Typically accepted intra-assay and interassay CVs for ELISAs are less than 10%. According to the certificate of analysis supplied by the manufacturer for the commercial assay, the intra-assay CV is <4.5% and interassay CV is <7.4%.1 However, the intra-assay and interassay CVs determined in this study were much higher, and of a magnitude typically considered unacceptable for ELISA technology. Hence, the ELISA assessed here yielded neither accurate nor precise results.
A limitation of this study was that a suitable gold standard for measuring canine PCT was not available. Hence, the ELISA under investigation could not be compared to a known assay. However, absence of PCT in the standard solution as investigated with a highly sensitive method such as MS/MS precluded further attempts at validating this assay. Substances yielding an optical signal in thyroid lysate and serum samples from septic and nonseptic dogs may consist of albumin or other proteins that bind nonspecifically to wells in the kit. Ideally, validation of an ELISA would entail assessment of precision and accuracy over multiple analyte concentrations within an assay, between different assays and between different laboratories. Within the time frame of this study, additional kits for the detection of canine PCT became available.13 To the authors' knowledge, these kits are marketed for research purposes only and have not undergone industrial or governmental review. As a result, information regarding their components may be proprietary. Whether these newer kits are more suitable for the detection of canine PCT remains unknown. Nevertheless, the results of this investigation do not support the use of this ELISA for the detection of PCT in dogs.
Funding for this project was generously provided by the Ontario Veterinary College Pet Trust Fund.
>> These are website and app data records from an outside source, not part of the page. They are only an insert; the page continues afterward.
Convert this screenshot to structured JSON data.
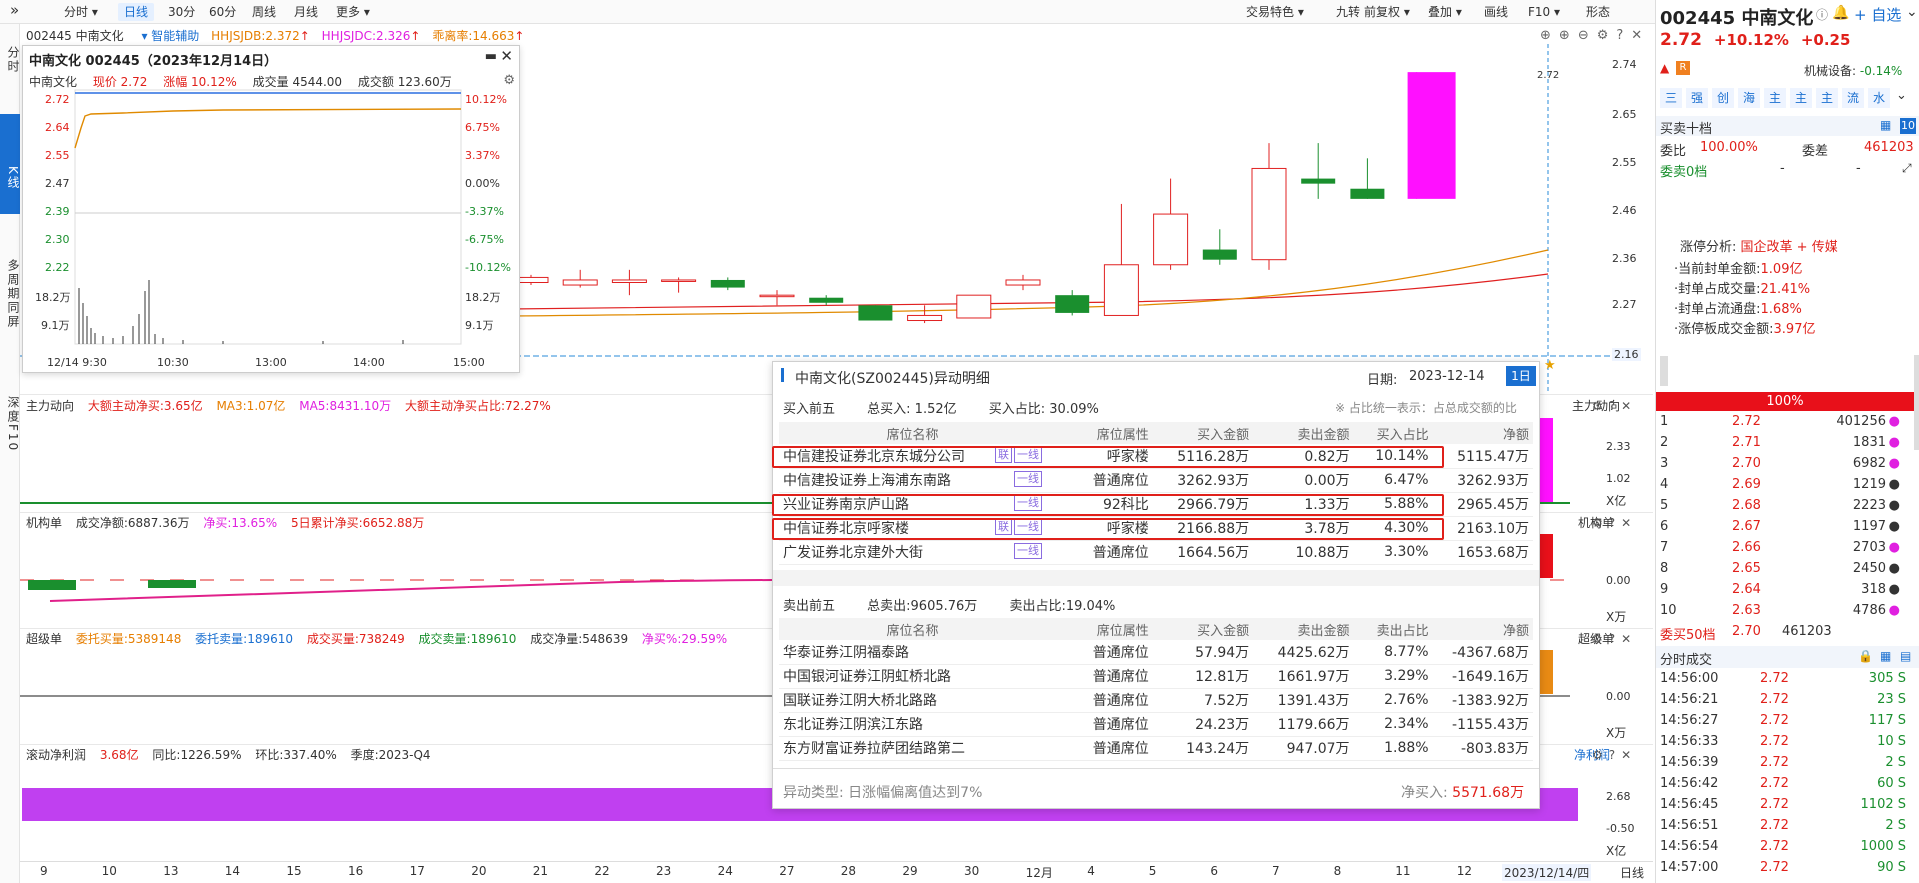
{
  "toolbar": {
    "left": [
      "分时",
      "日线",
      "30分",
      "60分",
      "周线",
      "月线",
      "更多"
    ],
    "right": [
      "交易特色",
      "九转",
      "前复权",
      "叠加",
      "画线",
      "F10",
      "形态"
    ]
  },
  "left_tabs": [
    "分时",
    "K线",
    "多周期同屏",
    "深度F10"
  ],
  "main_header": {
    "code_name": "002445 中南文化",
    "assist": "智能辅助",
    "hhjsjdb": "HHJSJDB:2.372",
    "hhjsjdc": "HHJSJDC:2.326",
    "deviation": "乖离率:14.663"
  },
  "price_axis": [
    "2.74",
    "2.65",
    "2.55",
    "2.46",
    "2.36",
    "2.27",
    "2.16"
  ],
  "last_price_label": "2.72",
  "x_axis": [
    "9",
    "10",
    "13",
    "14",
    "15",
    "16",
    "17",
    "20",
    "21",
    "22",
    "23",
    "24",
    "27",
    "28",
    "29",
    "30",
    "12月",
    "4",
    "5",
    "6",
    "7",
    "8",
    "11",
    "12"
  ],
  "x_axis_current": "2023/12/14/四",
  "x_axis_period": "日线",
  "mini_chart": {
    "title": "中南文化 002445（2023年12月14日）",
    "name": "中南文化",
    "price": "现价 2.72",
    "change": "涨幅 10.12%",
    "volume": "成交量 4544.00",
    "amount": "成交额 123.60万",
    "left_axis": [
      "2.72",
      "2.64",
      "2.55",
      "2.47",
      "2.39",
      "2.30",
      "2.22",
      "18.2万",
      "9.1万"
    ],
    "right_axis": [
      "10.12%",
      "6.75%",
      "3.37%",
      "0.00%",
      "-3.37%",
      "-6.75%",
      "-10.12%",
      "18.2万",
      "9.1万"
    ],
    "time_axis": [
      "12/14 9:30",
      "10:30",
      "13:00",
      "14:00",
      "15:00"
    ]
  },
  "indicators": {
    "main_force": {
      "label": "主力动向",
      "a": "大额主动净买:3.65亿",
      "b": "MA3:1.07亿",
      "c": "MA5:8431.10万",
      "d": "大额主动净买占比:72.27%",
      "axis": [
        "2.33",
        "1.02",
        "X亿"
      ],
      "side": "主力动向"
    },
    "institution": {
      "label": "机构单",
      "a": "成交净额:6887.36万",
      "b": "净买:13.65%",
      "c": "5日累计净买:6652.88万",
      "axis": [
        "0.00",
        "X万"
      ],
      "side": "机构单"
    },
    "super": {
      "label": "超级单",
      "a": "委托买量:5389148",
      "b": "委托卖量:189610",
      "c": "成交买量:738249",
      "d": "成交卖量:189610",
      "e": "成交净量:548639",
      "f": "净买%:29.59%",
      "axis": [
        "0.00",
        "X万"
      ],
      "side": "超级单"
    },
    "profit": {
      "label": "滚动净利润",
      "a": "3.68亿",
      "b": "同比:1226.59%",
      "c": "环比:337.40%",
      "d": "季度:2023-Q4",
      "axis": [
        "2.68",
        "-0.50",
        "X亿"
      ],
      "side": "净利润"
    }
  },
  "detail": {
    "title": "中南文化(SZ002445)异动明细",
    "date_label": "日期:",
    "date": "2023-12-14",
    "period_btn": "1日",
    "buy_header": {
      "title": "买入前五",
      "total": "总买入: 1.52亿",
      "ratio": "买入占比: 30.09%",
      "note": "※ 占比统一表示：占总成交额的比"
    },
    "columns": [
      "席位名称",
      "席位属性",
      "买入金额",
      "卖出金额",
      "买入占比",
      "净额"
    ],
    "sell_columns": [
      "席位名称",
      "席位属性",
      "买入金额",
      "卖出金额",
      "卖出占比",
      "净额"
    ],
    "buy_rows": [
      {
        "name": "中信建投证券北京东城分公司",
        "tags": [
          "联",
          "一线"
        ],
        "attr": "呼家楼",
        "buy": "5116.28万",
        "sell": "0.82万",
        "ratio": "10.14%",
        "net": "5115.47万"
      },
      {
        "name": "中信建投证券上海浦东南路",
        "tags": [
          "一线"
        ],
        "attr": "普通席位",
        "buy": "3262.93万",
        "sell": "0.00万",
        "ratio": "6.47%",
        "net": "3262.93万"
      },
      {
        "name": "兴业证券南京庐山路",
        "tags": [
          "一线"
        ],
        "attr": "92科比",
        "buy": "2966.79万",
        "sell": "1.33万",
        "ratio": "5.88%",
        "net": "2965.45万"
      },
      {
        "name": "中信证券北京呼家楼",
        "tags": [
          "联",
          "一线"
        ],
        "attr": "呼家楼",
        "buy": "2166.88万",
        "sell": "3.78万",
        "ratio": "4.30%",
        "net": "2163.10万"
      },
      {
        "name": "广发证券北京建外大街",
        "tags": [
          "一线"
        ],
        "attr": "普通席位",
        "buy": "1664.56万",
        "sell": "10.88万",
        "ratio": "3.30%",
        "net": "1653.68万"
      }
    ],
    "sell_header": {
      "title": "卖出前五",
      "total": "总卖出:9605.76万",
      "ratio": "卖出占比:19.04%"
    },
    "sell_rows": [
      {
        "name": "华泰证券江阴福泰路",
        "attr": "普通席位",
        "buy": "57.94万",
        "sell": "4425.62万",
        "ratio": "8.77%",
        "net": "-4367.68万"
      },
      {
        "name": "中国银河证券江阴虹桥北路",
        "attr": "普通席位",
        "buy": "12.81万",
        "sell": "1661.97万",
        "ratio": "3.29%",
        "net": "-1649.16万"
      },
      {
        "name": "国联证券江阴大桥北路路",
        "attr": "普通席位",
        "buy": "7.52万",
        "sell": "1391.43万",
        "ratio": "2.76%",
        "net": "-1383.92万"
      },
      {
        "name": "东北证券江阴滨江东路",
        "attr": "普通席位",
        "buy": "24.23万",
        "sell": "1179.66万",
        "ratio": "2.34%",
        "net": "-1155.43万"
      },
      {
        "name": "东方财富证券拉萨团结路第二",
        "attr": "普通席位",
        "buy": "143.24万",
        "sell": "947.07万",
        "ratio": "1.88%",
        "net": "-803.83万"
      }
    ],
    "footer_type": "异动类型: 日涨幅偏离值达到7%",
    "footer_net_label": "净买入:",
    "footer_net": "5571.68万"
  },
  "right_panel": {
    "code": "002445",
    "name": "中南文化",
    "add_btn": "自选",
    "price": "2.72",
    "change_pct": "+10.12%",
    "change_amt": "+0.25",
    "badge_r": "R",
    "mech_label": "机械设备:",
    "mech_val": "-0.14%",
    "tabs": [
      "三",
      "强",
      "创",
      "海",
      "主",
      "主",
      "主",
      "流",
      "水"
    ],
    "book_title": "买卖十档",
    "book_btn": "10",
    "wb_label": "委比",
    "wb_val": "100.00%",
    "wc_label": "委差",
    "wc_val": "461203",
    "sell0": "委卖0档",
    "sell0_a": "-",
    "sell0_b": "-",
    "zt_label": "涨停分析:",
    "zt_reason": "国企改革 + 传媒",
    "zt_lines": [
      {
        "k": "·当前封单金额:",
        "v": "1.09亿"
      },
      {
        "k": "·封单占成交量:",
        "v": "21.41%"
      },
      {
        "k": "·封单占流通盘:",
        "v": "1.68%"
      },
      {
        "k": "·涨停板成交金额:",
        "v": "3.97亿"
      }
    ],
    "bar_label": "100%",
    "bids": [
      {
        "lvl": "1",
        "p": "2.72",
        "v": "401256",
        "c": "#e020e0"
      },
      {
        "lvl": "2",
        "p": "2.71",
        "v": "1831",
        "c": "#e020e0"
      },
      {
        "lvl": "3",
        "p": "2.70",
        "v": "6982",
        "c": "#e020e0"
      },
      {
        "lvl": "4",
        "p": "2.69",
        "v": "1219",
        "c": "#333333"
      },
      {
        "lvl": "5",
        "p": "2.68",
        "v": "2223",
        "c": "#333333"
      },
      {
        "lvl": "6",
        "p": "2.67",
        "v": "1197",
        "c": "#333333"
      },
      {
        "lvl": "7",
        "p": "2.66",
        "v": "2703",
        "c": "#e020e0"
      },
      {
        "lvl": "8",
        "p": "2.65",
        "v": "2450",
        "c": "#333333"
      },
      {
        "lvl": "9",
        "p": "2.64",
        "v": "318",
        "c": "#333333"
      },
      {
        "lvl": "10",
        "p": "2.63",
        "v": "4786",
        "c": "#e020e0"
      }
    ],
    "buy50_label": "委买50档",
    "buy50_p": "2.70",
    "buy50_v": "461203",
    "ticks_title": "分时成交",
    "ticks": [
      {
        "t": "14:56:00",
        "p": "2.72",
        "v": "305 S"
      },
      {
        "t": "14:56:21",
        "p": "2.72",
        "v": "23 S"
      },
      {
        "t": "14:56:27",
        "p": "2.72",
        "v": "117 S"
      },
      {
        "t": "14:56:33",
        "p": "2.72",
        "v": "10 S"
      },
      {
        "t": "14:56:39",
        "p": "2.72",
        "v": "2 S"
      },
      {
        "t": "14:56:42",
        "p": "2.72",
        "v": "60 S"
      },
      {
        "t": "14:56:45",
        "p": "2.72",
        "v": "1102 S"
      },
      {
        "t": "14:56:51",
        "p": "2.72",
        "v": "2 S"
      },
      {
        "t": "14:56:54",
        "p": "2.72",
        "v": "1000 S"
      },
      {
        "t": "14:57:00",
        "p": "2.72",
        "v": "90 S"
      }
    ]
  },
  "candles": [
    {
      "o": 2.305,
      "c": 2.315,
      "h": 2.32,
      "l": 2.3
    },
    {
      "o": 2.3,
      "c": 2.31,
      "h": 2.33,
      "l": 2.295
    },
    {
      "o": 2.305,
      "c": 2.31,
      "h": 2.33,
      "l": 2.28
    },
    {
      "o": 2.31,
      "c": 2.31,
      "h": 2.315,
      "l": 2.285
    },
    {
      "o": 2.31,
      "c": 2.295,
      "h": 2.315,
      "l": 2.29
    },
    {
      "o": 2.28,
      "c": 2.28,
      "h": 2.29,
      "l": 2.26
    },
    {
      "o": 2.275,
      "c": 2.265,
      "h": 2.28,
      "l": 2.26
    },
    {
      "o": 2.26,
      "c": 2.23,
      "h": 2.26,
      "l": 2.23
    },
    {
      "o": 2.23,
      "c": 2.24,
      "h": 2.26,
      "l": 2.225
    },
    {
      "o": 2.235,
      "c": 2.28,
      "h": 2.28,
      "l": 2.235
    },
    {
      "o": 2.3,
      "c": 2.31,
      "h": 2.32,
      "l": 2.29
    },
    {
      "o": 2.28,
      "c": 2.245,
      "h": 2.29,
      "l": 2.24
    },
    {
      "o": 2.24,
      "c": 2.34,
      "h": 2.46,
      "l": 2.24
    },
    {
      "o": 2.34,
      "c": 2.44,
      "h": 2.51,
      "l": 2.33
    },
    {
      "o": 2.37,
      "c": 2.35,
      "h": 2.41,
      "l": 2.34
    },
    {
      "o": 2.35,
      "c": 2.53,
      "h": 2.58,
      "l": 2.33
    },
    {
      "o": 2.51,
      "c": 2.5,
      "h": 2.58,
      "l": 2.47
    },
    {
      "o": 2.49,
      "c": 2.47,
      "h": 2.55,
      "l": 2.47
    },
    {
      "o": 2.47,
      "c": 2.72,
      "h": 2.72,
      "l": 2.47
    }
  ]
}
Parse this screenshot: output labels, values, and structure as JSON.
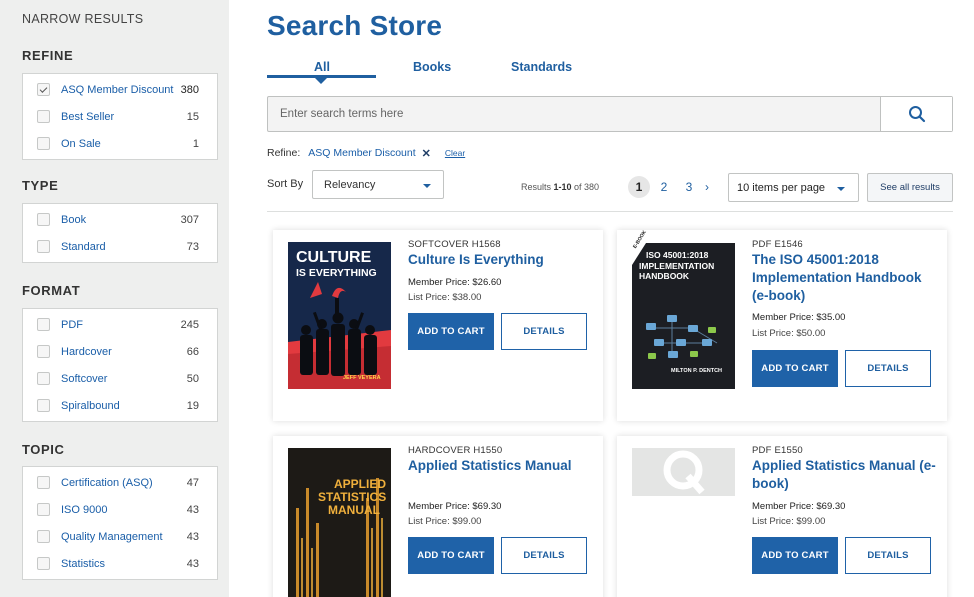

The authors thank Dr Sushila Nordone for sharing her expertise regarding ongoing work to detect canine procalcitonin.
Conflict of Interest: Authors disclose no conflict of interest.
Canine procalcitonin, PCT ELISA kit, EIAab Science Co Ltd, Wuhan, China
NheI and SacI restriction endonucleases, New England BioLabs, Ipswich, MA
Topo TA Kit, Invitrogen, Grand Island, NY
One-Shot BL-21 star competent E. coli, Invitrogen
Sartorius Vivaspin sample concentrators, GE Life Sciences, Piscataway, NJ
NuPage 4–12% Bis-Tris gels, Invitrogen
Pierce BCA protein assay, Thermo Scientific, Rockford, IL
PowerWave XS2 with Gen5.0 version 1.11 software, BioTek Instruments Inc, Winooski, VT
Mass Spectrometry Facility, Advanced Protein Technology Centre, The Hospital for Sick Children, Toronto, Canada
MASCOT version 2.3.02, Matrix Science, London, UK
Scaffold version 4.0.3, Proteome Software Inc, Portland, OR
GraphPad Prism version 6.0a for Mac OS X, GraphPad Software, La Jolla, CA